Russia’s Fight for Food Security
Meanwhile, Moscow hasn’t sat on its thumbs: by June 1, it had arranged Black Sea corridors for Ukraine’s grain, and teamed up with Turkey to persuade the Kiev leadership to demine its ports and provide a safe maritime passage for bulk carriers.
On July 22, Russian, Turkish and Ukrainian representatives met in Istanbul and signed documents aimed at resolving the food crisis. The Istanbul agreement envisaged not only ensuring safe corridors for Ukraine’s grain but also the UN facilitating the removal of Western restrictions on the export of Russian agricultural products.
On July 27, the Russian company Uralchem, one of the world’s largest producers and exporters of nitrogen, potash and сomplex fertilizers, announced that it would supply 25,000 tons of fertilizer to Africa free of charge as part of its contribution to the fight against hunger.
On August 1, the first grain shipment left the Ukrainian port of Odessa with UN Secretary-General Antonio Guterres praising the development. “In line with the humanitarian spirit of the initiative, the World Food Program is planning to purchase, load and ship an initial 30,000 metric tons of wheat out of Ukraine on a UN-chartered vessel,” the UN chief said on Monday.
Kenya-Russia Ties: From 1963 Till 2022
To tackle the food insecurity problem, which hinders the development of the Global South, and the West’s sanctions spree, Moscow has unveiled a new edition in the country’s foreign policy with a specific focus on Africa. In July, Russian Foreign Minister Sergei Lavrov went on an African tour across the continent, holding a series of high-level meetings.
Russia has a long record of fruitful relations with African countries. During the Soviet era, the USSR forged close relationships with many African nations, supporting their de-colonization efforts and national liberation movements. Over this period, the Soviet Union provided the continent with aid ranging from agricultural products to infrastructural projects as well as healthcare and educational programs.
When it comes to Kenya, Moscow established diplomatic relations with Nairobi on December 14, 1963, and since then has maintained working relations with the Eastern African state. Following the collapse of the Soviet Union in 1991, Russia continued to strengthen ties with the nation. In July 2008, Moscow and Nairobi agreed on cooperation in the field of exploration, production and processing of minerals in Kenya. In 2013, Moscow arranged cheap deliveries of fertilizers to Kenya with the assistance of Russia’s producer of the commodity, Uralkali.
In 2017, Nairobi reportedly held talks with Russia about the construction of a nuclear power plant in the country, a project which is still being mulled over by the Kenyan leadership. In October 2019, the Kenyan government signaled its willingness to intensify cooperation with Moscow, including in the field of energy, investment in trade and agriculture.
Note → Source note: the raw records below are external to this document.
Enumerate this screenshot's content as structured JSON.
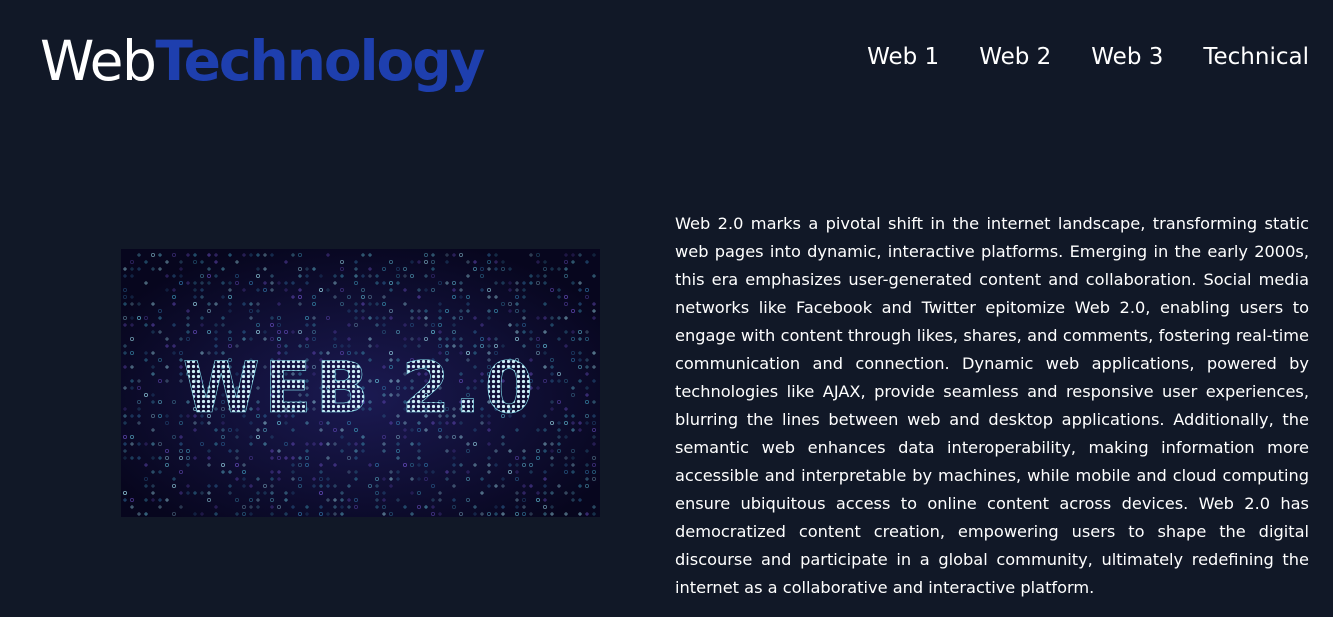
{
  "header": {
    "logo_part1": "Web",
    "logo_part2": "Technology",
    "nav": [
      "Web 1",
      "Web 2",
      "Web 3",
      "Technical"
    ]
  },
  "hero": {
    "image_text": "WEB 2.0",
    "image_icon": "web-2-0-banner-image"
  },
  "content": {
    "paragraph": "Web 2.0 marks a pivotal shift in the internet landscape, transforming static web pages into dynamic, interactive platforms. Emerging in the early 2000s, this era emphasizes user-generated content and collaboration. Social media networks like Facebook and Twitter epitomize Web 2.0, enabling users to engage with content through likes, shares, and comments, fostering real-time communication and connection. Dynamic web applications, powered by technologies like AJAX, provide seamless and responsive user experiences, blurring the lines between web and desktop applications. Additionally, the semantic web enhances data interoperability, making information more accessible and interpretable by machines, while mobile and cloud computing ensure ubiquitous access to online content across devices. Web 2.0 has democratized content creation, empowering users to shape the digital discourse and participate in a global community, ultimately redefining the internet as a collaborative and interactive platform."
  },
  "colors": {
    "background": "#111827",
    "logo_accent": "#1e3fae",
    "text": "#ffffff",
    "image_background": "#0b0a2a",
    "image_text": "#7fd6e6"
  }
}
In January 2021, Russia donated $1 million to Kenya’s Ministry of Health to fight the COVID pandemic through Oginga Odinga Hospital, which was built in 1969 in the city of Kisumu with the assistance of the USSR.
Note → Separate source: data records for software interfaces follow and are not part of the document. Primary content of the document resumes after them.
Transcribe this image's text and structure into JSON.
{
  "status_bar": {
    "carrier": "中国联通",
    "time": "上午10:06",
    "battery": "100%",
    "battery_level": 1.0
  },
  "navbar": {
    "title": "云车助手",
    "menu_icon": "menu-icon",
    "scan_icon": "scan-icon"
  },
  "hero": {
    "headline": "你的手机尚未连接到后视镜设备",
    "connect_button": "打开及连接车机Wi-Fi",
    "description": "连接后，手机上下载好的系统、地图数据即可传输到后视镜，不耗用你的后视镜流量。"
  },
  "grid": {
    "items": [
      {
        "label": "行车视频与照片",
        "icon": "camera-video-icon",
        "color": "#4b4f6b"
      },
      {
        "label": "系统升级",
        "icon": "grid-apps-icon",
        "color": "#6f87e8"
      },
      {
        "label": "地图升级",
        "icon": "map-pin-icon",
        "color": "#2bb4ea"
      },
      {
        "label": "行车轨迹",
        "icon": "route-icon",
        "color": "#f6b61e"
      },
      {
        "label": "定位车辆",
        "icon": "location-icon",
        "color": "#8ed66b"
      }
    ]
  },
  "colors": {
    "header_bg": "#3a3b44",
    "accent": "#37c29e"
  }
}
Russo-Kenyan trade has been steadily soaring over the past several years. In 2021 the total volume of bilateral trade between the countries reached around $400 million. Russia’s major exports to Kenya in 2021 included, in particular:
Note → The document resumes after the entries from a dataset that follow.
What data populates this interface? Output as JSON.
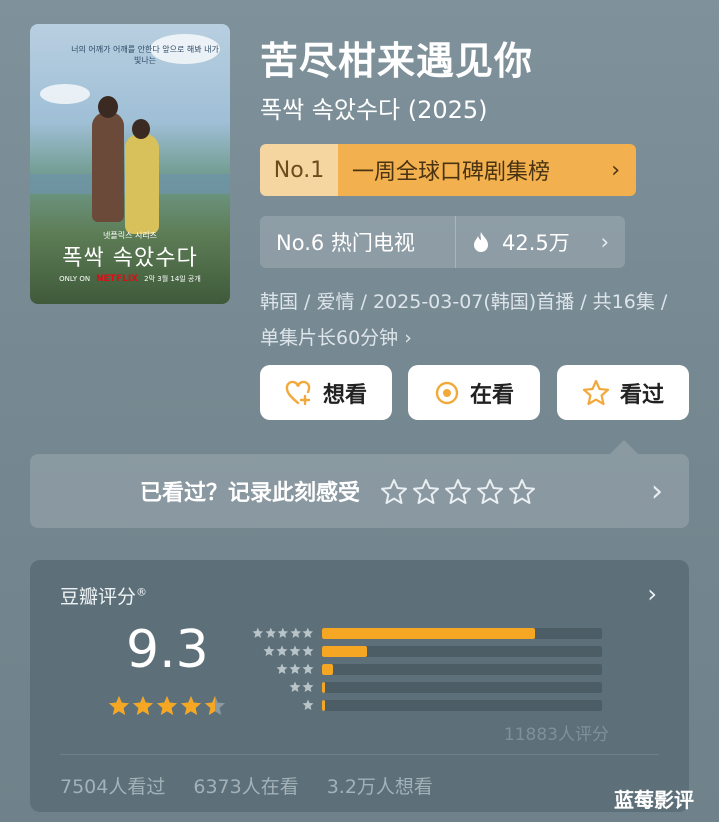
{
  "poster": {
    "tagline": "너의 어깨가 어깨를 안한다 앞으로 해봐 내가 빛나는",
    "small_top": "넷플릭스 시리즈",
    "title_ko": "폭싹 속았수다",
    "only_on": "ONLY ON",
    "netflix": "NETFLIX",
    "release": "2막 3월 14일 공개"
  },
  "title_cn": "苦尽柑来遇见你",
  "title_ko": "폭싹 속았수다 (2025)",
  "rank_gold": {
    "no": "No.1",
    "text": "一周全球口碑剧集榜",
    "chevron": "›"
  },
  "rank_hot": {
    "text": "No.6 热门电视",
    "heat": "42.5万",
    "chevron": "›"
  },
  "meta_text": "韩国 / 爱情 / 2025-03-07(韩国)首播 / 共16集 / 单集片长60分钟 ›",
  "buttons": {
    "want": "想看",
    "watching": "在看",
    "watched": "看过"
  },
  "record": {
    "label": "已看过？记录此刻感受",
    "chevron": "›"
  },
  "rating": {
    "title": "豆瓣评分",
    "reg": "®",
    "chevron": "›",
    "score": "9.3",
    "score_stars": 4.5,
    "distribution": [
      0.76,
      0.16,
      0.04,
      0.01,
      0.01
    ],
    "count": "11883人评分",
    "watched": "7504人看过",
    "watching": "6373人在看",
    "want": "3.2万人想看"
  },
  "colors": {
    "accent": "#f5a623",
    "gold_light": "#f6d6a0",
    "gold": "#f2b04e"
  },
  "watermark": "蓝莓影评"
}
For its part, Kenya exports a wide range of agricultural and food products to Russia, including live trees, plants, coffee, tea, spices, seeds, fruits, nuts, fish, sea food, etc.
The West’s attempts to rally support within Africa in order to ostracize and isolate Russia have largely failed. Back in March 2022, some Kenyan officials made it clear that they see the anti-Russia sanctions policy being pursued by the US and its allies as a purely political game aimed against Moscow.